• I assume this sets the font size to 4pt. Not sure what the 2.5 does? – AnnanFay May 24 '17 at 15:54
• @Annan This sets the font size to 2.5pt, with a baseline skip of 4pt – egreg May 24 '17 at 16:36

If you do not need large font sizes, too, the easiest way is to use a document class that supports an arbitrary size for the main font, such as scrartcl, the article class from the KOMA-Script bundle:

\documentclass[fontsize=6pt]{scrartcl}
\usepackage{lmodern}
\begin{document}

\rule{2pt}{12pt}12pt\rule{2pt}{12pt} Normal 6pt {\tiny Tiny 3pt}

\end{document}


The height of the bars represents 12pt.

The memoir class has the declaration \miniscule that will give you 1 point less than \tiny. You'll find the details in §3.4 of the class' manual (texdoc memman).

You can also use the TeX command \fontsize{4pt}{6pt}\selectfont which will select a fontsize of 4pt with 6pt of leading, or whatever you wish.

(I think this doesn't work with virtual fonts, unless your system already has the sizes for those fonts installed.)

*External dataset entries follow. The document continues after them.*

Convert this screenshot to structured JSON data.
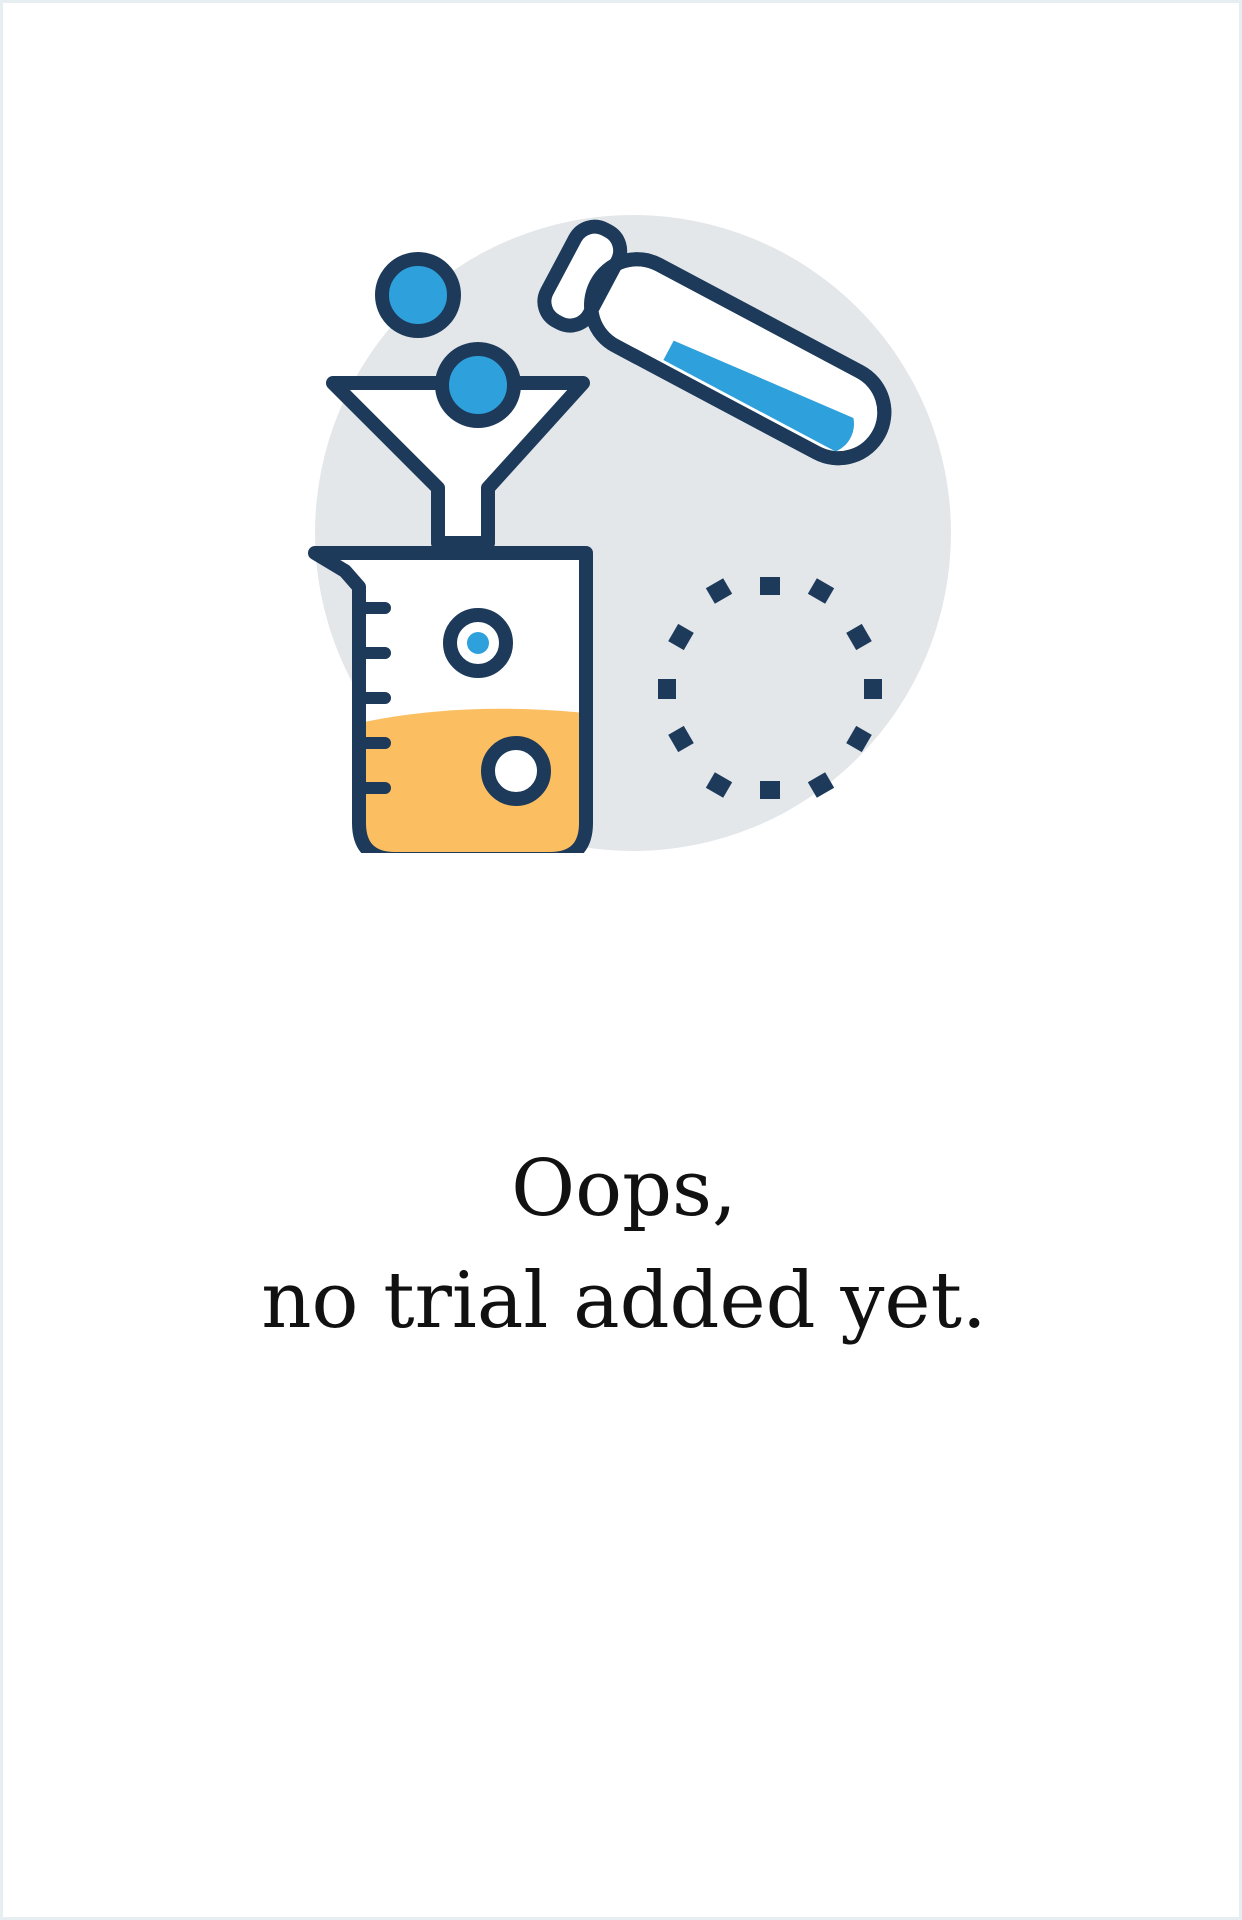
{
  "empty_state": {
    "illustration_icon": "lab-experiment-icon",
    "heading": "Oops,",
    "subheading": "no trial added yet."
  },
  "colors": {
    "outline": "#1d3a5a",
    "accent_blue": "#2ea0dc",
    "liquid_orange": "#fbbf62",
    "backdrop_gray": "#e3e7ea",
    "text": "#111111"
  }
}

\documentclass[12pt]{memoir}

\usepackage[utf8]{inputenc}
\usepackage[T1]{fontenc}

\begin{document}

Normal text.\\
{\tiny Tiny text.}\\
{\miniscule Miniscule text.}\\

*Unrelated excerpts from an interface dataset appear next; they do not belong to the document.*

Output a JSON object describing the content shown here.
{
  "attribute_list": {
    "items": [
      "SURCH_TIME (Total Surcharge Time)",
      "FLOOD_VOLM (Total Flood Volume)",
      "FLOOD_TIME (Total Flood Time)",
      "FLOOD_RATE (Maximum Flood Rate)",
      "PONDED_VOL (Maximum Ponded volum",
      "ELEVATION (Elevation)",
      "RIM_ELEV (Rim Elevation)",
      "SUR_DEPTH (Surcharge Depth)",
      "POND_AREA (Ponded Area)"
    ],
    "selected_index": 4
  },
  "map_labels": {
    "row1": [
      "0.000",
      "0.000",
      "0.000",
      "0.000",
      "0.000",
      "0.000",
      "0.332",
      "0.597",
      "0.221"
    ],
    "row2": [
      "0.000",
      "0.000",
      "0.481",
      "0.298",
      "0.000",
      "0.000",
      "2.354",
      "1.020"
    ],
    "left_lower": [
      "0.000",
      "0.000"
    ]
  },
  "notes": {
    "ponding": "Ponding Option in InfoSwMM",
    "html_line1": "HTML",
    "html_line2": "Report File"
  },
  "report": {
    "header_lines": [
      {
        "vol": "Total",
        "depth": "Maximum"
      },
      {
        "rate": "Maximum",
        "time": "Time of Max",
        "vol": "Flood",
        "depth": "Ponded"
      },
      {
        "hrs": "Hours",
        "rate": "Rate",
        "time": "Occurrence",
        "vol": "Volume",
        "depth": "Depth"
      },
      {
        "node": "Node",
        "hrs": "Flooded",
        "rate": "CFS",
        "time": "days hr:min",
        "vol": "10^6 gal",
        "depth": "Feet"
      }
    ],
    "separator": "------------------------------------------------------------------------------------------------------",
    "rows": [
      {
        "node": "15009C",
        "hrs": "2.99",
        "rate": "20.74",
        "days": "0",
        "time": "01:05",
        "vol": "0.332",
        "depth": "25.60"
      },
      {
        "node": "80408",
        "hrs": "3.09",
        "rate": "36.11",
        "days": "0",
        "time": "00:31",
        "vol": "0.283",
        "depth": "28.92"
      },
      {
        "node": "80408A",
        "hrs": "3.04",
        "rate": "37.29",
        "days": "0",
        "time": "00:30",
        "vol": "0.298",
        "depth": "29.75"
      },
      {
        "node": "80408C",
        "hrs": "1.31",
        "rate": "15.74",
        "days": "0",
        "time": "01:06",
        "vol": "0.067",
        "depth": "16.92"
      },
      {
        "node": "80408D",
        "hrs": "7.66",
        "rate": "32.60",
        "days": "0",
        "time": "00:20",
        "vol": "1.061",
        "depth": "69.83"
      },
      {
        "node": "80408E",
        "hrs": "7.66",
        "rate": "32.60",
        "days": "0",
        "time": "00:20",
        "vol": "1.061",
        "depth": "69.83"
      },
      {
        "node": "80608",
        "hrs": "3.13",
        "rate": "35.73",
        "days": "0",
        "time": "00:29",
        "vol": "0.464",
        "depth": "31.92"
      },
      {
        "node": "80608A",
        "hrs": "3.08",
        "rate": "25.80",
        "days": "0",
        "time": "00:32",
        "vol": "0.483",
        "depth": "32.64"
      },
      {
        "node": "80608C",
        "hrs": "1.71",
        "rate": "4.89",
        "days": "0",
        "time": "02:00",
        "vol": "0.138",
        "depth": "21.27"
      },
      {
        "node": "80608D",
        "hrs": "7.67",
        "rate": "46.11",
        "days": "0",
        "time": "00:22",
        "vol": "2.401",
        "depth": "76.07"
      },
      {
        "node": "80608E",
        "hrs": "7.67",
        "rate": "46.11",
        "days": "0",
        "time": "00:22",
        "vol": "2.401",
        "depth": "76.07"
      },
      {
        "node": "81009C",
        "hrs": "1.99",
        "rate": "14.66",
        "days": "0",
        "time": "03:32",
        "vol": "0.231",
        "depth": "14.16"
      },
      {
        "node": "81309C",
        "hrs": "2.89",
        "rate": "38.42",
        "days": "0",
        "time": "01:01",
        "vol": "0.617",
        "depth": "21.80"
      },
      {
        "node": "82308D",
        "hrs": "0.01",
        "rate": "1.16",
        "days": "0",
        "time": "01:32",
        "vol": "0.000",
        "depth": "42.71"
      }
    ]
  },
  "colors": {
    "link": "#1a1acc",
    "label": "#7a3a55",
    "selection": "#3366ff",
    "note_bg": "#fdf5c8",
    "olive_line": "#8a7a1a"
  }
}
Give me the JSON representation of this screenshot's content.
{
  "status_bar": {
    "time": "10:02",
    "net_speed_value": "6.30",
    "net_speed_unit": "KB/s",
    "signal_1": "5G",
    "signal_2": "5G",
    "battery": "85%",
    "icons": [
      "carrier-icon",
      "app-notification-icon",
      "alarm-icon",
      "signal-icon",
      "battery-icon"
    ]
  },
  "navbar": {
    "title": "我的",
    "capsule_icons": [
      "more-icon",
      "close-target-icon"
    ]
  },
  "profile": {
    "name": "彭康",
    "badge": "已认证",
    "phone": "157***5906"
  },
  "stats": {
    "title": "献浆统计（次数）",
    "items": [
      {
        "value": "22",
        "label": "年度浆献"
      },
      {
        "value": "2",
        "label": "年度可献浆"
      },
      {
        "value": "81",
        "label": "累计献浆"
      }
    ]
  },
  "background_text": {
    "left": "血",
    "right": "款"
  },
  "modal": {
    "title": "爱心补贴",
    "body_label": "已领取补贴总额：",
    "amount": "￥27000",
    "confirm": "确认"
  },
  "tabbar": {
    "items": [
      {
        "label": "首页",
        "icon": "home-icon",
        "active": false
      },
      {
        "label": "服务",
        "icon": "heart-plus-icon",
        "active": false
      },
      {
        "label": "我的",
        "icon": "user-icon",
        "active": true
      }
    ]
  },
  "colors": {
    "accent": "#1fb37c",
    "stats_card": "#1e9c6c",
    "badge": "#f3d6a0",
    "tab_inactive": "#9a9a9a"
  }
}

{\fontsize{4}{6}\selectfont Size 4pt with leading 6pt.}

\end{document}


Un petit jeux

fontspec (via truetype/opentype) allows a Scale= option when defining a font. (Scaling the font is different to scaling a box with the font inside it.)

So starting with a standard class article, scaling the font to 50%, and then using \tiny gives me this:

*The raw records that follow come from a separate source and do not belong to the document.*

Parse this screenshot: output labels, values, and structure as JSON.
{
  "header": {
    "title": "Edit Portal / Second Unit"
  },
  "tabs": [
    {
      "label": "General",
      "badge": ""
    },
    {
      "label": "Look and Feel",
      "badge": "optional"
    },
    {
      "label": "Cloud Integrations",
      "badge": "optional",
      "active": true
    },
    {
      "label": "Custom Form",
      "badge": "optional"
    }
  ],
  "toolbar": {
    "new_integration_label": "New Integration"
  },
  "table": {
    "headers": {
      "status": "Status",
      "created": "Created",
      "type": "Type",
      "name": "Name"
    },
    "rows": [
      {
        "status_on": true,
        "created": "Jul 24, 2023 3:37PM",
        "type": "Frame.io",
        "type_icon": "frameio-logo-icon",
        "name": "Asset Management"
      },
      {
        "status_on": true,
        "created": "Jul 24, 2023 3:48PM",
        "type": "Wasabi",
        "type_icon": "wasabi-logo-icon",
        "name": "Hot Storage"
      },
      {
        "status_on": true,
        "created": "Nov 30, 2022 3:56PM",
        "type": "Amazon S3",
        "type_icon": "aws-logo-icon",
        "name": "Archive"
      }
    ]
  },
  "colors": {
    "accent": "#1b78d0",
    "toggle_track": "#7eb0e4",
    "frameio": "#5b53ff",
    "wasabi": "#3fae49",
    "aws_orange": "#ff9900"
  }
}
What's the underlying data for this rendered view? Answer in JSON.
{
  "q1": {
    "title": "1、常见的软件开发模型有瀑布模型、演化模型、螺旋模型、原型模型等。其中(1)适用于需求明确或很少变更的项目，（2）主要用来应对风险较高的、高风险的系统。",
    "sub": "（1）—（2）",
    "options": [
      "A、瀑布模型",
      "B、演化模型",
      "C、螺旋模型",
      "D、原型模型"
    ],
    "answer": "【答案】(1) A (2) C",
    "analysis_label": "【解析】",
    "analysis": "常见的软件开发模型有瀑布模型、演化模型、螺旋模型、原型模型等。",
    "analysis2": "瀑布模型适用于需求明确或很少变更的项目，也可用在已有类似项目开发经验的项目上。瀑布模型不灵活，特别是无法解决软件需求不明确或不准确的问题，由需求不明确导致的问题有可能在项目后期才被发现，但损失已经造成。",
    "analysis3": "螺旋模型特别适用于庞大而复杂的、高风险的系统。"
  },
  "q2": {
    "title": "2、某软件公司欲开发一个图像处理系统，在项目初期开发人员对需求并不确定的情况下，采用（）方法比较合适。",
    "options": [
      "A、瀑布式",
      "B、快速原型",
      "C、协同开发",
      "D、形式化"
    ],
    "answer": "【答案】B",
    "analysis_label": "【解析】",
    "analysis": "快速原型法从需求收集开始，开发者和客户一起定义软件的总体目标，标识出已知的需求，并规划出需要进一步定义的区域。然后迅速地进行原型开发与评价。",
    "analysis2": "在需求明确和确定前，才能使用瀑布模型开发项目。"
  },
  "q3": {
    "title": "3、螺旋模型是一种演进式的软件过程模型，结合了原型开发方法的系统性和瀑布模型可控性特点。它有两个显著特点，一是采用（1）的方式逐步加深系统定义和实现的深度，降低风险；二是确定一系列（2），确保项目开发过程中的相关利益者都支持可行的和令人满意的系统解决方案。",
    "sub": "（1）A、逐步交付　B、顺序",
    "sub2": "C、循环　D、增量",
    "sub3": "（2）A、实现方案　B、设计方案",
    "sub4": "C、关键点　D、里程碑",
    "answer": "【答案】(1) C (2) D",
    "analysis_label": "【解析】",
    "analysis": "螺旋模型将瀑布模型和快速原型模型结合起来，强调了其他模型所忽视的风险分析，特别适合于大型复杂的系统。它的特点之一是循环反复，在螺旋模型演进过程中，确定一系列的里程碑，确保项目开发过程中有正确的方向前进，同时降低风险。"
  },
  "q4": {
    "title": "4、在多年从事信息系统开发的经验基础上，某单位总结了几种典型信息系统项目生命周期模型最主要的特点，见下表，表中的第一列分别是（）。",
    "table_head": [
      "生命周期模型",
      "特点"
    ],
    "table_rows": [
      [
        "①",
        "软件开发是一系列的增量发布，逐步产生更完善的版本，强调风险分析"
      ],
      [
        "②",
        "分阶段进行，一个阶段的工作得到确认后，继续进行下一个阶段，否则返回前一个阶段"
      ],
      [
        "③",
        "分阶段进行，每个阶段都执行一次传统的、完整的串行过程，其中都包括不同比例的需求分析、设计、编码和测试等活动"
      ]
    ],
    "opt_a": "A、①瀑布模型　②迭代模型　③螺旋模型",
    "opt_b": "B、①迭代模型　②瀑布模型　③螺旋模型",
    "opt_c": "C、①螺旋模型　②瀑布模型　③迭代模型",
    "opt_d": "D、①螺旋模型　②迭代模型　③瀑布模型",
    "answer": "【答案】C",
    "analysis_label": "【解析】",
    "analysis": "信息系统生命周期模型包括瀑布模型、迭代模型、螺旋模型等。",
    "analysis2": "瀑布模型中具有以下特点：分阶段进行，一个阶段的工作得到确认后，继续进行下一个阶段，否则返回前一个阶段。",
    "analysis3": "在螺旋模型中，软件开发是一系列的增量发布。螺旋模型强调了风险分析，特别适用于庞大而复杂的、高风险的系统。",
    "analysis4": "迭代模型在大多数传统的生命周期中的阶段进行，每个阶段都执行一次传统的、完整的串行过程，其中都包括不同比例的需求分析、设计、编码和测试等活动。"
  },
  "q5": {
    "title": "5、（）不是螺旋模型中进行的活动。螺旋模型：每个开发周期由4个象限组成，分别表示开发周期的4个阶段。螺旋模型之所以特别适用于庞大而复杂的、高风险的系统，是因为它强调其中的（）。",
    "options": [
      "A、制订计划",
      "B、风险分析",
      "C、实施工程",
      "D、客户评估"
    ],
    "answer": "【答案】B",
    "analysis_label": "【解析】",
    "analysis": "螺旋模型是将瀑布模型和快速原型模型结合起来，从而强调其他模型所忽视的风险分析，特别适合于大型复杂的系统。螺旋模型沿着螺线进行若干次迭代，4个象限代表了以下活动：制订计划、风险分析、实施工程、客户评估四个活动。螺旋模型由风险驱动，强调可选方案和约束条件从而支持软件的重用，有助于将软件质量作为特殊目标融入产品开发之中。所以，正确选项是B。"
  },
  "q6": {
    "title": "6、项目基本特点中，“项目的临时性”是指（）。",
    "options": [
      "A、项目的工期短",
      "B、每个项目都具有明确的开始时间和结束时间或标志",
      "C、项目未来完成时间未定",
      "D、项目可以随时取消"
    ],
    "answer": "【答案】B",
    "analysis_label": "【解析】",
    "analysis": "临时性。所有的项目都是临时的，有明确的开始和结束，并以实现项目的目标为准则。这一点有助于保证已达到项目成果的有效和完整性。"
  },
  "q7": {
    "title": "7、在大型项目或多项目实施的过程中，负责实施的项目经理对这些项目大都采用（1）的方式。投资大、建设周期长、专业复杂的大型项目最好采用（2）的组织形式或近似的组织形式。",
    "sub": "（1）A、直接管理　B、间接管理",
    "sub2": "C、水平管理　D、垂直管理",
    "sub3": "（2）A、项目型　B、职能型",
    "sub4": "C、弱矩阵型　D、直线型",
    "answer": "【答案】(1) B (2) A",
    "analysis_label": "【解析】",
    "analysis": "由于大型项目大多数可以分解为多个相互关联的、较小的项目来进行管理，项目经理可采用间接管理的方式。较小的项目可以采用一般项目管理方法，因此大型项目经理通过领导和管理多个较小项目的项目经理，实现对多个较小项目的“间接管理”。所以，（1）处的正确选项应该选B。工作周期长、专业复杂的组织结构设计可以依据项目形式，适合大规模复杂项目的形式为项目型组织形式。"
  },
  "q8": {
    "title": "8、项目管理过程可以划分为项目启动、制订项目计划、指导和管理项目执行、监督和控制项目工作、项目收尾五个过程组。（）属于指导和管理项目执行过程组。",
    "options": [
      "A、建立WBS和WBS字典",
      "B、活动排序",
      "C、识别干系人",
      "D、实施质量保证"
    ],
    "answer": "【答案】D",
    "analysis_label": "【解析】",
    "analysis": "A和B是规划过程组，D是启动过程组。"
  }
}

egreg is right: it is hardly legible.

MWE

\documentclass{article}
\usepackage{fontspec}
\setmainfont[Scale=0.5]{Noto Serif}
\begin{document}
\tiny abc
\end{document}


But, on magnification (x2562.89%), the letter shapes are perfectly formed:

Which suggests the idea of this, scaling even further:

which on closer inspection, zooming in, reveals itself to be:

And even more (x6400%):

How far can we go? Down to Tex sp magnitudes, perhaps?

MWE

\documentclass{article}
\usepackage{fontspec}
\usepackage{xcolor}
\setmainfont{Noto Serif}
\newfontface\ftsmall[Scale=0.25,Colour=red]{Noto Serif}
\begin{document}
b\kern-5.5pt{\ftsmall{\tiny abc}}
\end{document}


But size, position and colour does not affect presence or truly hide the text, so copy-pasting it produces babc as expected.

In the philatelic world, magnifying-glass text on stamps is not uncommon.

Potential applications for this scaling could be for "signing" texts (and CVs?); fractal texts along paths in TikZ; stamp-production; compressing a whole lecture's worth of notes into one . on a beamer slide for later perusal by students; bottle label design; and so on.

This quantum typography also demonstrates that mathematics (the curve descriptions of the glyphs) is true at all sizes and locations.

Essentially infinite.

With three layers now, at x19462% magnification:

MWE

\documentclass{article}
\usepackage{fontspec}
\usepackage{xcolor}
\setmainfont{Noto Serif}
\newfontface\ftsmall[Scale=0.25,Colour=red]{Noto Serif}
\newfontface\ftvsmall[Scale=0.02,Colour=yellow]{Noto Serif}
\begin{document}
b\kern-5.5pt{\ftsmall{\tiny abc}}\kern-1.33pt{\ftvsmall{\tiny abc}}
\end{document}